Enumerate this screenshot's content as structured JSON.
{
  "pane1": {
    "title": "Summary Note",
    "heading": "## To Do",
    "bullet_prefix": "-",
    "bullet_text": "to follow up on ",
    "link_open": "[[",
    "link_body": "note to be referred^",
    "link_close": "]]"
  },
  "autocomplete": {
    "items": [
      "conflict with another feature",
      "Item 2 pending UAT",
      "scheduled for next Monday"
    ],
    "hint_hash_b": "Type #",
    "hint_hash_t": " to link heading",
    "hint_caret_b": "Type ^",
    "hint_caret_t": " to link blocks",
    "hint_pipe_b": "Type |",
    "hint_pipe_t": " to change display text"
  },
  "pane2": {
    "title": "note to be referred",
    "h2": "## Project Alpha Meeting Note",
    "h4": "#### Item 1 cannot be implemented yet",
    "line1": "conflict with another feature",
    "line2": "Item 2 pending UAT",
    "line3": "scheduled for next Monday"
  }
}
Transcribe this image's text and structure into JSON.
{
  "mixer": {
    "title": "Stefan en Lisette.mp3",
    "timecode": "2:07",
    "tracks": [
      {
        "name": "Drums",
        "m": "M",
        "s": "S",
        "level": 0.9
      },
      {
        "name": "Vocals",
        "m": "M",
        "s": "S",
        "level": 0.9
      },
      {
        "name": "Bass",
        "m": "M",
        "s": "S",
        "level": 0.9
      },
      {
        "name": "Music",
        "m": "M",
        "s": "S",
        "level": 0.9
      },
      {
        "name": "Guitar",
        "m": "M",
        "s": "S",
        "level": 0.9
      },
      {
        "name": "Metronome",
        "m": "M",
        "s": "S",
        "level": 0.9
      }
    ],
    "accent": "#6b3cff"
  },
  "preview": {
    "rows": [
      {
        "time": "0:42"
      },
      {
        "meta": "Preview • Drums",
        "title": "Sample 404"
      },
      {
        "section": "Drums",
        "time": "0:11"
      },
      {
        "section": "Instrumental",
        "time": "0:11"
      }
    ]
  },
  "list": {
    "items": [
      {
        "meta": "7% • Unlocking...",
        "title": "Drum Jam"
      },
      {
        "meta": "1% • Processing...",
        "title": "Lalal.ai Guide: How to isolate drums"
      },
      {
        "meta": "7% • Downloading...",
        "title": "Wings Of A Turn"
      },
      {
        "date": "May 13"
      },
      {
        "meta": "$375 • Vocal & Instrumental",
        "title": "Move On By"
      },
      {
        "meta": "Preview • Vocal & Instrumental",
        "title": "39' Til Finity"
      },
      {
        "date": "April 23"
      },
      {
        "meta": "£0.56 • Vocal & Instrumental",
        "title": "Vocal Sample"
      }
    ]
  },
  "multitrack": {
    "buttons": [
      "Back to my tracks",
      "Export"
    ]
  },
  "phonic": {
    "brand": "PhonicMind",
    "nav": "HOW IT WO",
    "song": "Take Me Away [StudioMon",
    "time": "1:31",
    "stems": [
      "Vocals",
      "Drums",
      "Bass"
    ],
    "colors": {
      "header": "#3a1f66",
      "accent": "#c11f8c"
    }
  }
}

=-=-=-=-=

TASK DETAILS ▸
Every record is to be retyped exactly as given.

RESPONSE TO THIS EXERCISE ▸
Enumerate this screenshot's content as structured JSON.
{
  "pane1": {
    "title": "Summary Note",
    "heading": "## To Do",
    "bullet_prefix": "-",
    "bullet_text": "to follow up on ",
    "link_open": "[[",
    "link_body": "note to be referred^",
    "link_close": "]]"
  },
  "autocomplete": {
    "items": [
      "conflict with another feature",
      "Item 2 pending UAT",
      "scheduled for next Monday"
    ],
    "hint_hash_b": "Type #",
    "hint_hash_t": " to link heading",
    "hint_caret_b": "Type ^",
    "hint_caret_t": " to link blocks",
    "hint_pipe_b": "Type |",
    "hint_pipe_t": " to change display text"
  },
  "pane2": {
    "title": "note to be referred",
    "h2": "## Project Alpha Meeting Note",
    "h4": "#### Item 1 cannot be implemented yet",
    "line1": "conflict with another feature",
    "line2": "Item 2 pending UAT",
    "line3": "scheduled for next Monday"
  }
}
Transcribe this image's text and structure into JSON.
{
  "mixer": {
    "title": "Stefan en Lisette.mp3",
    "timecode": "2:07",
    "tracks": [
      {
        "name": "Drums",
        "m": "M",
        "s": "S",
        "level": 0.9
      },
      {
        "name": "Vocals",
        "m": "M",
        "s": "S",
        "level": 0.9
      },
      {
        "name": "Bass",
        "m": "M",
        "s": "S",
        "level": 0.9
      },
      {
        "name": "Music",
        "m": "M",
        "s": "S",
        "level": 0.9
      },
      {
        "name": "Guitar",
        "m": "M",
        "s": "S",
        "level": 0.9
      },
      {
        "name": "Metronome",
        "m": "M",
        "s": "S",
        "level": 0.9
      }
    ],
    "accent": "#6b3cff"
  },
  "preview": {
    "rows": [
      {
        "time": "0:42"
      },
      {
        "meta": "Preview • Drums",
        "title": "Sample 404"
      },
      {
        "section": "Drums",
        "time": "0:11"
      },
      {
        "section": "Instrumental",
        "time": "0:11"
      }
    ]
  },
  "list": {
    "items": [
      {
        "meta": "7% • Unlocking...",
        "title": "Drum Jam"
      },
      {
        "meta": "1% • Processing...",
        "title": "Lalal.ai Guide: How to isolate drums"
      },
      {
        "meta": "7% • Downloading...",
        "title": "Wings Of A Turn"
      },
      {
        "date": "May 13"
      },
      {
        "meta": "$375 • Vocal & Instrumental",
        "title": "Move On By"
      },
      {
        "meta": "Preview • Vocal & Instrumental",
        "title": "39' Til Finity"
      },
      {
        "date": "April 23"
      },
      {
        "meta": "£0.56 • Vocal & Instrumental",
        "title": "Vocal Sample"
      }
    ]
  },
  "multitrack": {
    "buttons": [
      "Back to my tracks",
      "Export"
    ]
  },
  "phonic": {
    "brand": "PhonicMind",
    "nav": "HOW IT WO",
    "song": "Take Me Away [StudioMon",
    "time": "1:31",
    "stems": [
      "Vocals",
      "Drums",
      "Bass"
    ],
    "colors": {
      "header": "#3a1f66",
      "accent": "#c11f8c"
    }
  }
}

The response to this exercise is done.